§ **Problem statement**
Your task is to copy every line of the entries that holds the word "calendar".

§ **Available data**
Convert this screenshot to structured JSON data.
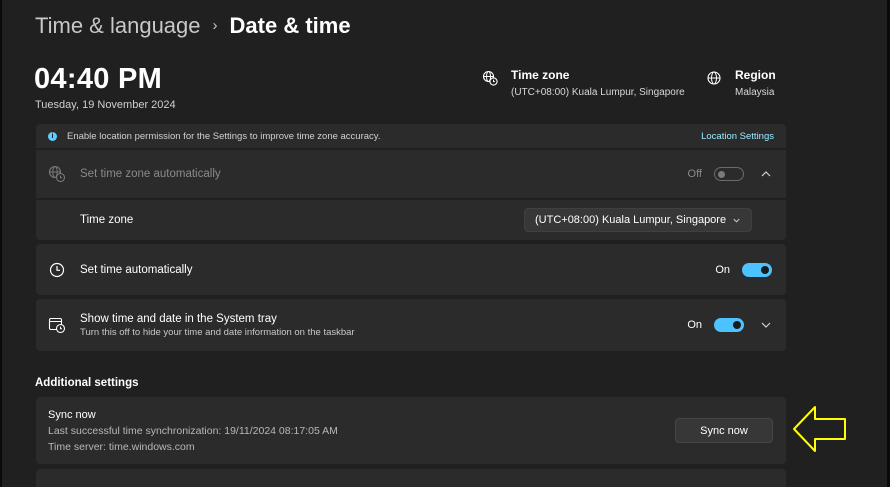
{
  "breadcrumb": {
    "parent": "Time & language",
    "separator": "›",
    "current": "Date & time"
  },
  "clock": {
    "time": "04:40 PM",
    "date": "Tuesday, 19 November 2024"
  },
  "timezone_info": {
    "title": "Time zone",
    "value": "(UTC+08:00) Kuala Lumpur, Singapore",
    "icon": "globe-clock-icon"
  },
  "region_info": {
    "title": "Region",
    "value": "Malaysia",
    "icon": "globe-icon"
  },
  "banner": {
    "icon": "info-icon",
    "text": "Enable location permission for the Settings to improve time zone accuracy.",
    "link": "Location Settings"
  },
  "auto_timezone": {
    "label": "Set time zone automatically",
    "state": "Off",
    "icon": "globe-clock-icon"
  },
  "timezone_row": {
    "label": "Time zone",
    "selected": "(UTC+08:00) Kuala Lumpur, Singapore"
  },
  "auto_time": {
    "label": "Set time automatically",
    "state": "On",
    "icon": "clock-icon"
  },
  "system_tray": {
    "label": "Show time and date in the System tray",
    "sub": "Turn this off to hide your time and date information on the taskbar",
    "state": "On",
    "icon": "calendar-clock-icon"
  },
  "additional": {
    "heading": "Additional settings",
    "sync": {
      "title": "Sync now",
      "last_sync": "Last successful time synchronization: 19/11/2024 08:17:05 AM",
      "server": "Time server: time.windows.com",
      "button": "Sync now"
    }
  },
  "colors": {
    "accent": "#4cc2ff",
    "background": "#202020",
    "card": "#2b2b2b",
    "annotation_arrow": "#ffff00"
  }
}
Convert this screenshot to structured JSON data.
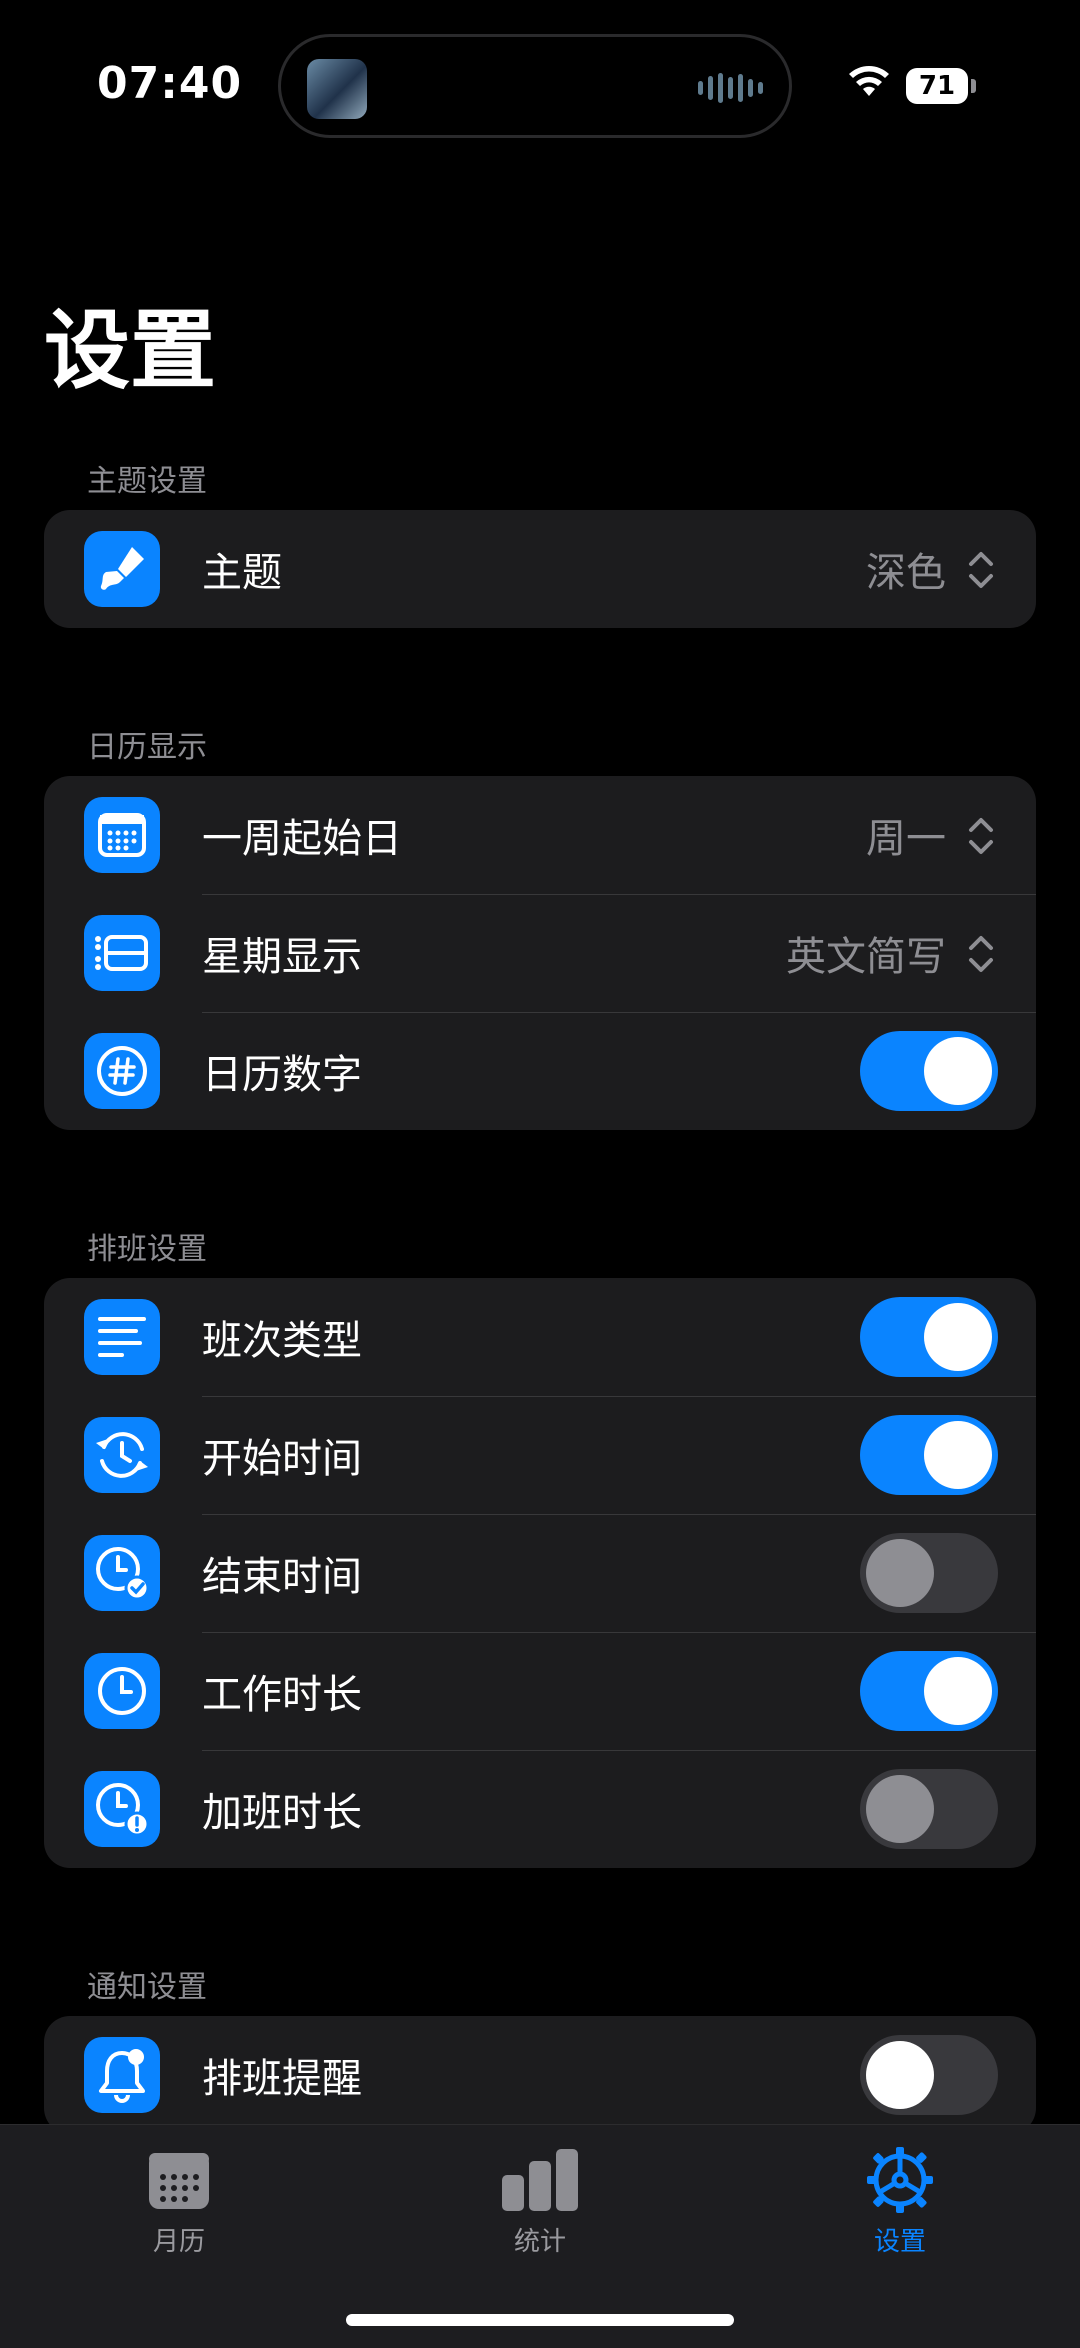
{
  "status_bar": {
    "time": "07:40",
    "battery": "71"
  },
  "page": {
    "title": "设置"
  },
  "sections": {
    "theme": {
      "header": "主题设置",
      "rows": [
        {
          "label": "主题",
          "value": "深色",
          "icon": "paintbrush-icon"
        }
      ]
    },
    "calendar": {
      "header": "日历显示",
      "rows": [
        {
          "label": "一周起始日",
          "value": "周一",
          "icon": "calendar-icon"
        },
        {
          "label": "星期显示",
          "value": "英文简写",
          "icon": "list-rectangle-icon"
        },
        {
          "label": "日历数字",
          "toggle": true,
          "icon": "number-icon"
        }
      ]
    },
    "shift": {
      "header": "排班设置",
      "rows": [
        {
          "label": "班次类型",
          "toggle": true,
          "icon": "lines-icon"
        },
        {
          "label": "开始时间",
          "toggle": true,
          "icon": "clock-arrows-icon"
        },
        {
          "label": "结束时间",
          "toggle": false,
          "icon": "clock-check-icon"
        },
        {
          "label": "工作时长",
          "toggle": true,
          "icon": "clock-icon"
        },
        {
          "label": "加班时长",
          "toggle": false,
          "icon": "clock-alert-icon"
        }
      ]
    },
    "notify": {
      "header": "通知设置",
      "rows": [
        {
          "label": "排班提醒",
          "toggle": false,
          "icon": "bell-badge-icon"
        }
      ]
    }
  },
  "tabs": [
    {
      "label": "月历",
      "icon": "calendar-grid-icon",
      "active": false
    },
    {
      "label": "统计",
      "icon": "bar-chart-icon",
      "active": false
    },
    {
      "label": "设置",
      "icon": "gear-icon",
      "active": true
    }
  ],
  "colors": {
    "accent": "#0a84ff",
    "background": "#000000",
    "group": "#1c1c1e",
    "secondary_text": "#8e8e93"
  }
}
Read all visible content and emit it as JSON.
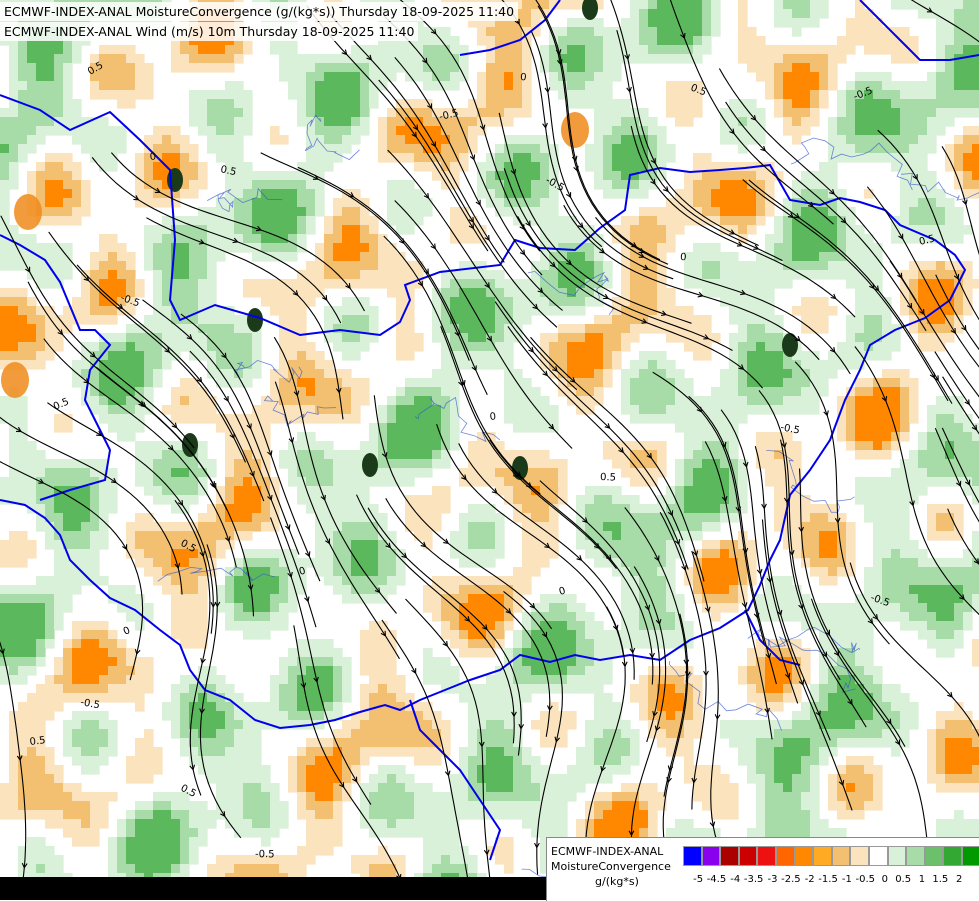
{
  "titles": {
    "line1": "ECMWF-INDEX-ANAL MoistureConvergence (g/(kg*s)) Thursday 18-09-2025 11:40",
    "line2": "ECMWF-INDEX-ANAL Wind (m/s) 10m Thursday 18-09-2025 11:40"
  },
  "legend": {
    "line1": "ECMWF-INDEX-ANAL",
    "line2": "MoistureConvergence",
    "unit": "g/(kg*s)",
    "colors": [
      "#0000ff",
      "#8800ee",
      "#aa0000",
      "#cc0000",
      "#ee1111",
      "#ff6600",
      "#ff8800",
      "#ffaa22",
      "#f2c070",
      "#fbe3bd",
      "#ffffff",
      "#d9f0d9",
      "#a7dba7",
      "#6cc06c",
      "#33a833",
      "#009900"
    ],
    "tick_labels": [
      "-5",
      "-4.5",
      "-4",
      "-3.5",
      "-3",
      "-2.5",
      "-2",
      "-1.5",
      "-1",
      "-0.5",
      "0",
      "0.5",
      "1",
      "1.5",
      "2"
    ]
  },
  "map": {
    "contour_labels": [
      "0.5",
      "-0.5",
      "0",
      "0.5",
      "-0.5",
      "0",
      "0.5",
      "-0.5",
      "0.5",
      "0",
      "-0.5",
      "0.5",
      "0",
      "-0.5",
      "0.5",
      "0",
      "0.5",
      "-0.5",
      "0",
      "0.5",
      "-0.5",
      "0.5",
      "0",
      "-0.5"
    ],
    "colors": {
      "border": "#0000ee",
      "river": "#3355cc",
      "streamline": "#000000",
      "positive_light": "#d9f0d9",
      "positive_mid": "#a7dba7",
      "positive_strong": "#5cb85c",
      "negative_light": "#fbe3bd",
      "negative_mid": "#f2c070",
      "negative_strong": "#ff8800"
    }
  }
}
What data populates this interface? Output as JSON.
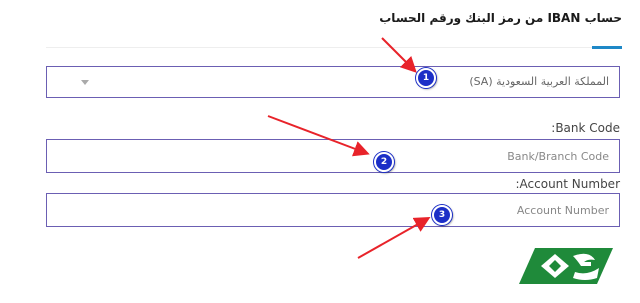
{
  "page": {
    "title": "حساب IBAN من رمز البنك ورقم الحساب"
  },
  "country_select": {
    "value": "المملكة العربية السعودية (SA)"
  },
  "bank_code": {
    "label": ":Bank Code",
    "placeholder": "Bank/Branch Code"
  },
  "account_number": {
    "label": ":Account Number",
    "placeholder": "Account Number"
  },
  "annotations": {
    "marker1": "1",
    "marker2": "2",
    "marker3": "3",
    "arrow_color": "#e8232a",
    "marker_color": "#1c2fc7"
  },
  "colors": {
    "accent": "#1e88c7",
    "field_border": "#6b5fb3",
    "logo_green": "#1f8a3a"
  },
  "logo": {
    "icon": "green-banknote-logo"
  }
}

§ **Response**
    "icon": "calendar-clock-icon"
    "calendar": {
          "icon": "calendar-icon"
      "icon": "calendar-grid-icon",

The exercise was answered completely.